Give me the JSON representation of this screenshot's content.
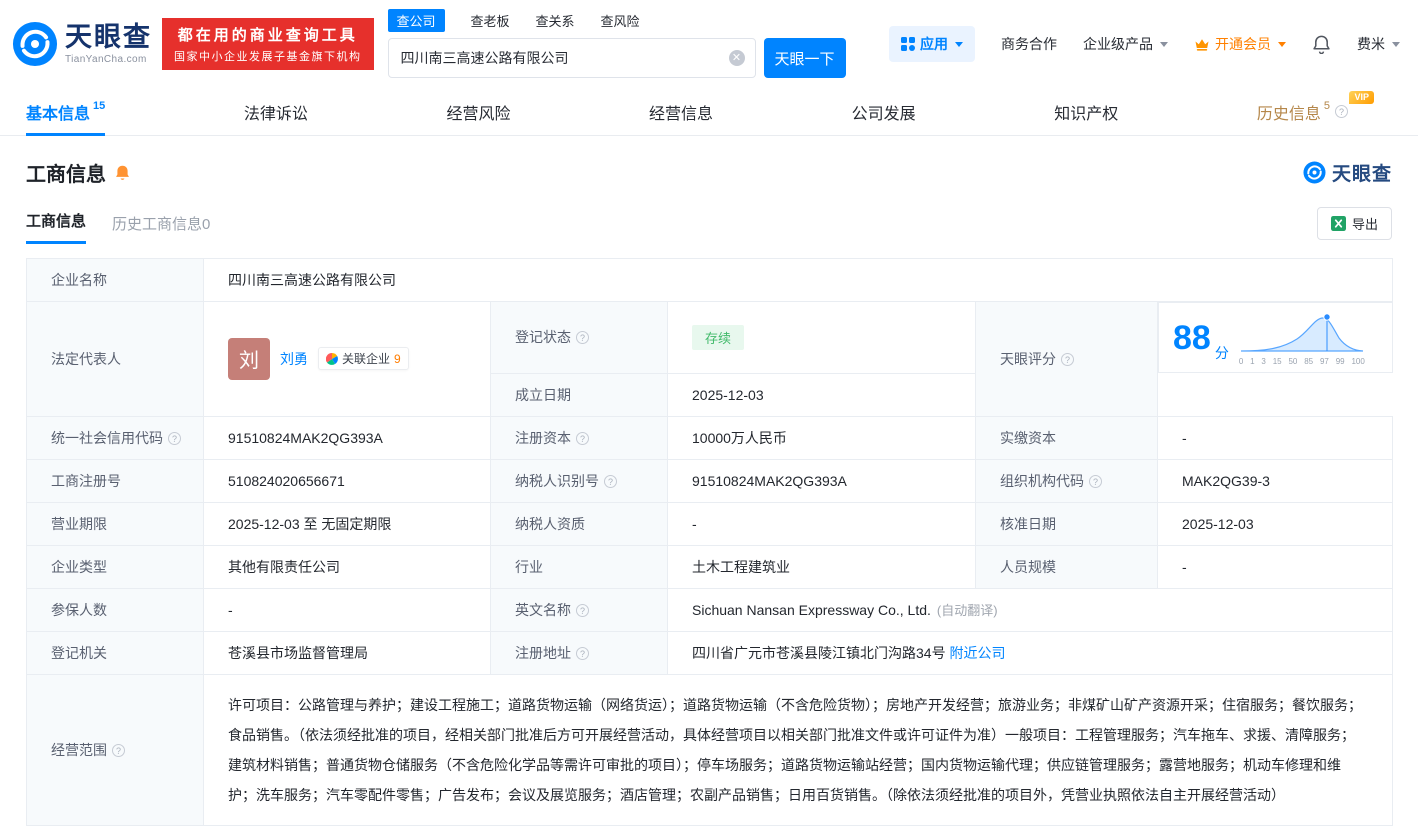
{
  "colors": {
    "brand_blue": "#0084ff",
    "logo_navy": "#15336c",
    "banner_red": "#e6302c",
    "vip_orange": "#ff9c00",
    "history_gold": "#b5874a",
    "status_green": "#42ba6b",
    "status_green_bg": "#e8f8ee",
    "label_bg": "#f7fafc",
    "table_border": "#e9edf2",
    "excel_green": "#21a366",
    "avatar_bg": "#c57f78",
    "related_count_orange": "#ff7d00"
  },
  "header": {
    "brand": "天眼查",
    "brand_domain": "TianYanCha.com",
    "banner_line1": "都在用的商业查询工具",
    "banner_line2": "国家中小企业发展子基金旗下机构",
    "search_tabs": [
      {
        "label": "查公司",
        "active": true
      },
      {
        "label": "查老板",
        "active": false
      },
      {
        "label": "查关系",
        "active": false
      },
      {
        "label": "查风险",
        "active": false
      }
    ],
    "search_value": "四川南三高速公路有限公司",
    "search_button_label": "天眼一下",
    "menu_apps": "应用",
    "menu_cooperation": "商务合作",
    "menu_enterprise": "企业级产品",
    "menu_vip": "开通会员",
    "menu_user": "费米"
  },
  "nav_tabs": [
    {
      "label": "基本信息",
      "count": "15"
    },
    {
      "label": "法律诉讼",
      "count": ""
    },
    {
      "label": "经营风险",
      "count": ""
    },
    {
      "label": "经营信息",
      "count": ""
    },
    {
      "label": "公司发展",
      "count": ""
    },
    {
      "label": "知识产权",
      "count": ""
    },
    {
      "label": "历史信息",
      "count": "5",
      "vip_badge": "VIP"
    }
  ],
  "section": {
    "title": "工商信息",
    "brand_watermark": "天眼查",
    "tab_current": "工商信息",
    "tab_history": "历史工商信息0",
    "export_label": "导出"
  },
  "info": {
    "company_name_label": "企业名称",
    "company_name": "四川南三高速公路有限公司",
    "legal_rep_label": "法定代表人",
    "legal_rep_avatar_char": "刘",
    "legal_rep_name": "刘勇",
    "related_companies_label": "关联企业",
    "related_companies_count": "9",
    "reg_status_label": "登记状态",
    "reg_status": "存续",
    "established_label": "成立日期",
    "established": "2025-12-03",
    "score_label": "天眼评分",
    "score_value": "88",
    "score_unit": "分",
    "score_axis": [
      "0",
      "1",
      "3",
      "15",
      "50",
      "85",
      "97",
      "99",
      "100"
    ],
    "credit_code_label": "统一社会信用代码",
    "credit_code": "91510824MAK2QG393A",
    "reg_capital_label": "注册资本",
    "reg_capital": "10000万人民币",
    "paid_capital_label": "实缴资本",
    "paid_capital": "-",
    "reg_no_label": "工商注册号",
    "reg_no": "510824020656671",
    "taxpayer_no_label": "纳税人识别号",
    "taxpayer_no": "91510824MAK2QG393A",
    "org_code_label": "组织机构代码",
    "org_code": "MAK2QG39-3",
    "term_label": "营业期限",
    "term": "2025-12-03 至 无固定期限",
    "taxpayer_quality_label": "纳税人资质",
    "taxpayer_quality": "-",
    "approved_label": "核准日期",
    "approved": "2025-12-03",
    "company_type_label": "企业类型",
    "company_type": "其他有限责任公司",
    "industry_label": "行业",
    "industry": "土木工程建筑业",
    "staff_label": "人员规模",
    "staff": "-",
    "insured_label": "参保人数",
    "insured": "-",
    "en_name_label": "英文名称",
    "en_name": "Sichuan Nansan Expressway Co., Ltd.",
    "en_name_note": "(自动翻译)",
    "authority_label": "登记机关",
    "authority": "苍溪县市场监督管理局",
    "address_label": "注册地址",
    "address": "四川省广元市苍溪县陵江镇北门沟路34号",
    "nearby_link": "附近公司",
    "scope_label": "经营范围",
    "scope": "许可项目：公路管理与养护；建设工程施工；道路货物运输（网络货运）；道路货物运输（不含危险货物）；房地产开发经营；旅游业务；非煤矿山矿产资源开采；住宿服务；餐饮服务；食品销售。（依法须经批准的项目，经相关部门批准后方可开展经营活动，具体经营项目以相关部门批准文件或许可证件为准）一般项目：工程管理服务；汽车拖车、求援、清障服务；建筑材料销售；普通货物仓储服务（不含危险化学品等需许可审批的项目）；停车场服务；道路货物运输站经营；国内货物运输代理；供应链管理服务；露营地服务；机动车修理和维护；洗车服务；汽车零配件零售；广告发布；会议及展览服务；酒店管理；农副产品销售；日用百货销售。（除依法须经批准的项目外，凭营业执照依法自主开展经营活动）"
  }
}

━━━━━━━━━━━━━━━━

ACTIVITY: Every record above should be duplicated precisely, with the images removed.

RESPONSE TO THE TASK:
Give me the JSON representation of this screenshot's content.
{
  "colors": {
    "brand_blue": "#0084ff",
    "logo_navy": "#15336c",
    "banner_red": "#e6302c",
    "vip_orange": "#ff9c00",
    "history_gold": "#b5874a",
    "status_green": "#42ba6b",
    "status_green_bg": "#e8f8ee",
    "label_bg": "#f7fafc",
    "table_border": "#e9edf2",
    "excel_green": "#21a366",
    "avatar_bg": "#c57f78",
    "related_count_orange": "#ff7d00"
  },
  "header": {
    "brand": "天眼查",
    "brand_domain": "TianYanCha.com",
    "banner_line1": "都在用的商业查询工具",
    "banner_line2": "国家中小企业发展子基金旗下机构",
    "search_tabs": [
      {
        "label": "查公司",
        "active": true
      },
      {
        "label": "查老板",
        "active": false
      },
      {
        "label": "查关系",
        "active": false
      },
      {
        "label": "查风险",
        "active": false
      }
    ],
    "search_value": "四川南三高速公路有限公司",
    "search_button_label": "天眼一下",
    "menu_apps": "应用",
    "menu_cooperation": "商务合作",
    "menu_enterprise": "企业级产品",
    "menu_vip": "开通会员",
    "menu_user": "费米"
  },
  "nav_tabs": [
    {
      "label": "基本信息",
      "count": "15"
    },
    {
      "label": "法律诉讼",
      "count": ""
    },
    {
      "label": "经营风险",
      "count": ""
    },
    {
      "label": "经营信息",
      "count": ""
    },
    {
      "label": "公司发展",
      "count": ""
    },
    {
      "label": "知识产权",
      "count": ""
    },
    {
      "label": "历史信息",
      "count": "5",
      "vip_badge": "VIP"
    }
  ],
  "section": {
    "title": "工商信息",
    "brand_watermark": "天眼查",
    "tab_current": "工商信息",
    "tab_history": "历史工商信息0",
    "export_label": "导出"
  },
  "info": {
    "company_name_label": "企业名称",
    "company_name": "四川南三高速公路有限公司",
    "legal_rep_label": "法定代表人",
    "legal_rep_avatar_char": "刘",
    "legal_rep_name": "刘勇",
    "related_companies_label": "关联企业",
    "related_companies_count": "9",
    "reg_status_label": "登记状态",
    "reg_status": "存续",
    "established_label": "成立日期",
    "established": "2025-12-03",
    "score_label": "天眼评分",
    "score_value": "88",
    "score_unit": "分",
    "score_axis": [
      "0",
      "1",
      "3",
      "15",
      "50",
      "85",
      "97",
      "99",
      "100"
    ],
    "credit_code_label": "统一社会信用代码",
    "credit_code": "91510824MAK2QG393A",
    "reg_capital_label": "注册资本",
    "reg_capital": "10000万人民币",
    "paid_capital_label": "实缴资本",
    "paid_capital": "-",
    "reg_no_label": "工商注册号",
    "reg_no": "510824020656671",
    "taxpayer_no_label": "纳税人识别号",
    "taxpayer_no": "91510824MAK2QG393A",
    "org_code_label": "组织机构代码",
    "org_code": "MAK2QG39-3",
    "term_label": "营业期限",
    "term": "2025-12-03 至 无固定期限",
    "taxpayer_quality_label": "纳税人资质",
    "taxpayer_quality": "-",
    "approved_label": "核准日期",
    "approved": "2025-12-03",
    "company_type_label": "企业类型",
    "company_type": "其他有限责任公司",
    "industry_label": "行业",
    "industry": "土木工程建筑业",
    "staff_label": "人员规模",
    "staff": "-",
    "insured_label": "参保人数",
    "insured": "-",
    "en_name_label": "英文名称",
    "en_name": "Sichuan Nansan Expressway Co., Ltd.",
    "en_name_note": "(自动翻译)",
    "authority_label": "登记机关",
    "authority": "苍溪县市场监督管理局",
    "address_label": "注册地址",
    "address": "四川省广元市苍溪县陵江镇北门沟路34号",
    "nearby_link": "附近公司",
    "scope_label": "经营范围",
    "scope": "许可项目：公路管理与养护；建设工程施工；道路货物运输（网络货运）；道路货物运输（不含危险货物）；房地产开发经营；旅游业务；非煤矿山矿产资源开采；住宿服务；餐饮服务；食品销售。（依法须经批准的项目，经相关部门批准后方可开展经营活动，具体经营项目以相关部门批准文件或许可证件为准）一般项目：工程管理服务；汽车拖车、求援、清障服务；建筑材料销售；普通货物仓储服务（不含危险化学品等需许可审批的项目）；停车场服务；道路货物运输站经营；国内货物运输代理；供应链管理服务；露营地服务；机动车修理和维护；洗车服务；汽车零配件零售；广告发布；会议及展览服务；酒店管理；农副产品销售；日用百货销售。（除依法须经批准的项目外，凭营业执照依法自主开展经营活动）"
  }
}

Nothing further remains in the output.